minimum cost of elastic demand

This makes sense because the increased parallelism due to more servers has the effect of reducing the queue length, and therefore the losses due to balking and reneging (black dashed curves). In fact, for this set of parameter values, there's not much distinction between balking and reneging losses. Since these curves fall as 1/m, they are hyperbolic in form. We've seen similar hyperbolic curves before in my analysis of Google's Sawzall scalability, except the number of servers in that case was astronomical.

On the other hand, the cost of adding servers (something the Google paper didn't discuss) increases linearly with m (blue dashed line in the above plot). The total cost (red curve) is the sum of all these contributions. Although the reduction in balking and reneging losses wins when a small number of servers are added, the total cost becomes dominated by server cost for larger configurations.

Too many cooks cost

Finally, it's worth noting the similarity between the red cost curve and the latency curve associated with Brooks' law: Adding more manpower to an already late software project just makes it later; which I discussed previously from the standpoint of its relationship to my universal scalability law (USL) . There I showed that the principle of Brooks' law is contained in the following USL latency diagram.

Brooks law

Of course, Brooks didn't present any mathematical analysis, but it's clear that the associated latency function also has a minimum. In that blog post, I showed that this latency or schedule delay (as Brooks would think of it) is specifically due to one-on-one conversations, or pairwise exchange of information, between the existing programmers and the new programmers added to the project. With a small number of added programmers, there's a benefit but, add too many and the conversational overhead kills the delivery schedule. In the context of the USL, the same effect causes poor multicore scalability. In business management lingo, we would say that productivity falls with the increasing number resources, i.e., a negative return on investment!

What Liao has done is show how revenue losses can be formally associated with conventional performance metrics, like queue length or user waiting-time, and this connection becomes very important when service resources are incrementally reallocated according to demand. Without proper provisioning and accounting both providers and users can be nickel and dimed to death.


Raja Chatterjee said...

The dimension of the numBalk parameter does not look to be correct unlike the numReneg parameter (I expected both to be dimensionless). Has numBalk (numBalk <- Lq * pB * aRate) been correctly defined ?

Raja Chatterjee said...
This comment has been removed by a blog administrator.
Neil Gunther said...

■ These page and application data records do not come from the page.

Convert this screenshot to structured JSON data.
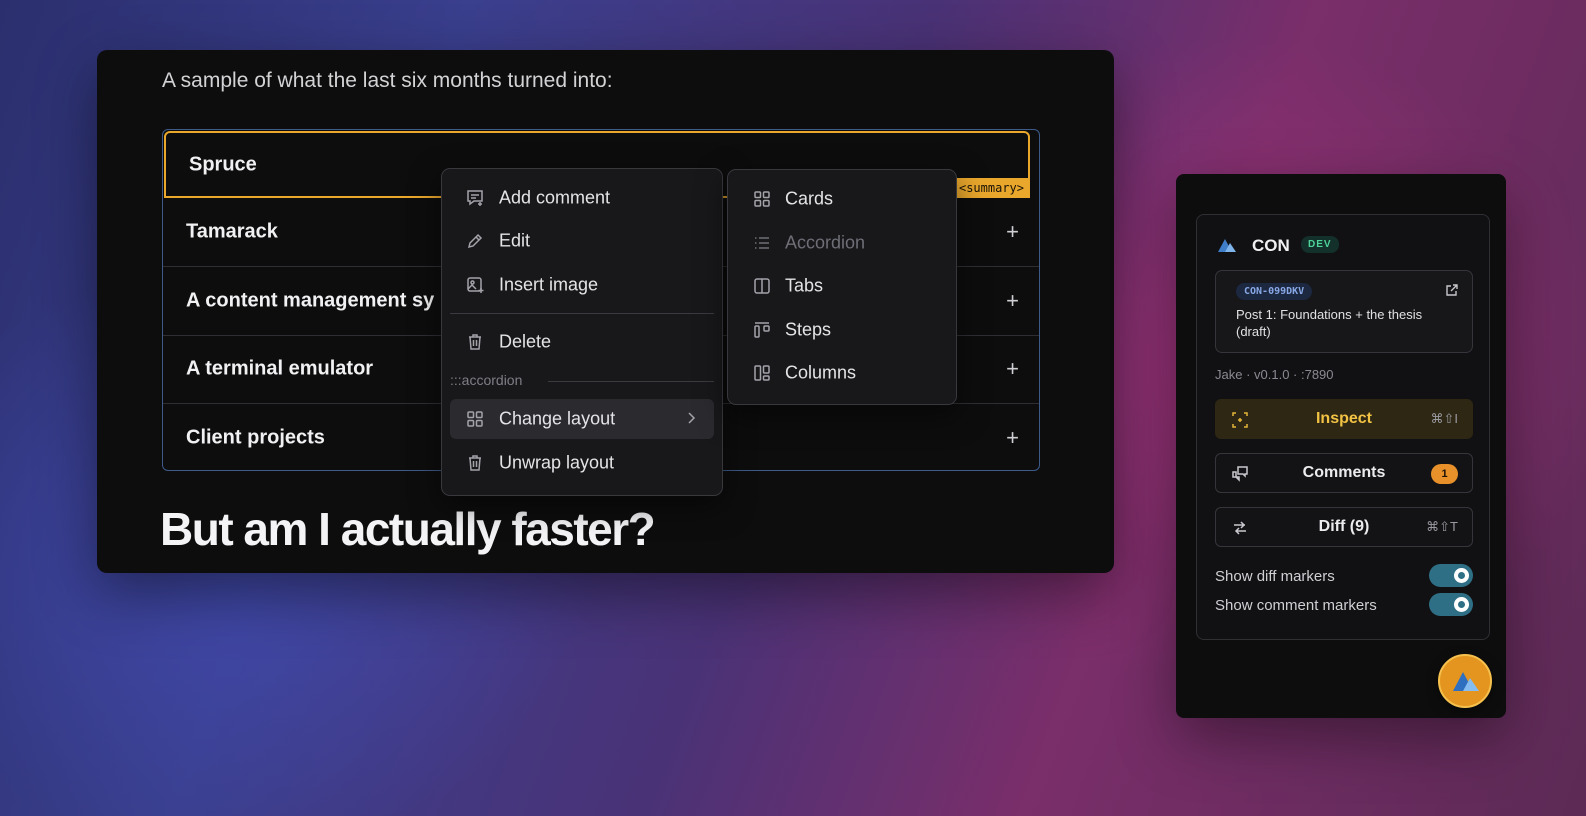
{
  "doc": {
    "intro": "A sample of what the last six months turned into:",
    "accordion": [
      {
        "label": "Spruce",
        "plus": "+"
      },
      {
        "label": "Tamarack",
        "plus": "+"
      },
      {
        "label": "A content management sy",
        "plus": "+"
      },
      {
        "label": "A terminal emulator",
        "plus": "+"
      },
      {
        "label": "Client projects",
        "plus": "+"
      }
    ],
    "summary_tag": "<summary>",
    "heading": "But am I actually faster?"
  },
  "context_menu": {
    "items": [
      {
        "label": "Add comment",
        "icon": "comment-add-icon"
      },
      {
        "label": "Edit",
        "icon": "pencil-icon"
      },
      {
        "label": "Insert image",
        "icon": "image-add-icon"
      },
      {
        "label": "Delete",
        "icon": "trash-icon"
      }
    ],
    "section_label": ":::accordion",
    "section_items": [
      {
        "label": "Change layout",
        "icon": "grid-icon"
      },
      {
        "label": "Unwrap layout",
        "icon": "trash-icon"
      }
    ]
  },
  "layout_submenu": {
    "items": [
      {
        "label": "Cards",
        "icon": "grid-icon",
        "disabled": false
      },
      {
        "label": "Accordion",
        "icon": "list-icon",
        "disabled": true
      },
      {
        "label": "Tabs",
        "icon": "columns-icon",
        "disabled": false
      },
      {
        "label": "Steps",
        "icon": "steps-icon",
        "disabled": false
      },
      {
        "label": "Columns",
        "icon": "columns-layout-icon",
        "disabled": false
      }
    ]
  },
  "panel": {
    "app_name": "CON",
    "env_badge": "DEV",
    "issue_id": "CON-099DKV",
    "issue_title": "Post 1: Foundations + the thesis (draft)",
    "meta": "Jake · v0.1.0 · :7890",
    "inspect": {
      "label": "Inspect",
      "shortcut": "⌘⇧I"
    },
    "comments": {
      "label": "Comments",
      "count": "1"
    },
    "diff": {
      "label": "Diff (9)",
      "shortcut": "⌘⇧T"
    },
    "toggles": [
      {
        "label": "Show diff markers",
        "on": true
      },
      {
        "label": "Show comment markers",
        "on": true
      }
    ]
  },
  "colors": {
    "accent_gold": "#e9a72c",
    "border_blue": "#3d5a88",
    "toggle_teal": "#2e6f86",
    "badge_orange": "#e8912a"
  }
}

Excellent question and well spotted!

Since this isn't my work, I have a few questions of my own but missed that one. I'll take another look at it but if I can't resolve it, I'll try contacting the author. Stay tuned.

Neil Gunther said...

Well, it turns out that I did spot it, but numerically rather than dimensionally (as Raja did).

If you look in the second box of my R code, midway I have written Little's law as Wq <- 60 * Lq/aRate. That 60 is the measurement period T = 60 minutes. So, the quantity that goes into numReneg is actually Wq/T, rather than just Wq, and that makes it dimensionless, just as Raja noticed it should be.

Originally, I ran into problems because I didn't get the same Wq numbers that the author tabulated. I noticed that I could correct them with a factor of 60 and recognized that stood for the T period.

Liao's discussion of numReneg is incorrect for this same reason, but I really hadn't completely corrected all this in my mind until now.

Once again, excellent observation, Raja. Thanks.

Raja Chatterjee said...

Neil, thanks for your time to answer my question. So, it looks like Liao's definition of the numBalk parameter is then incorrect.

Neil Gunther said...

I would put it this way. I haven't seen the latest paper because it wasn't accessible on the web, but the 2007 discussion is sloppy. However, because all the calculations are done wrt T = 60 min intervals, it all comes out in the wash. I see no reason to suspect that his main conclusions are wrong.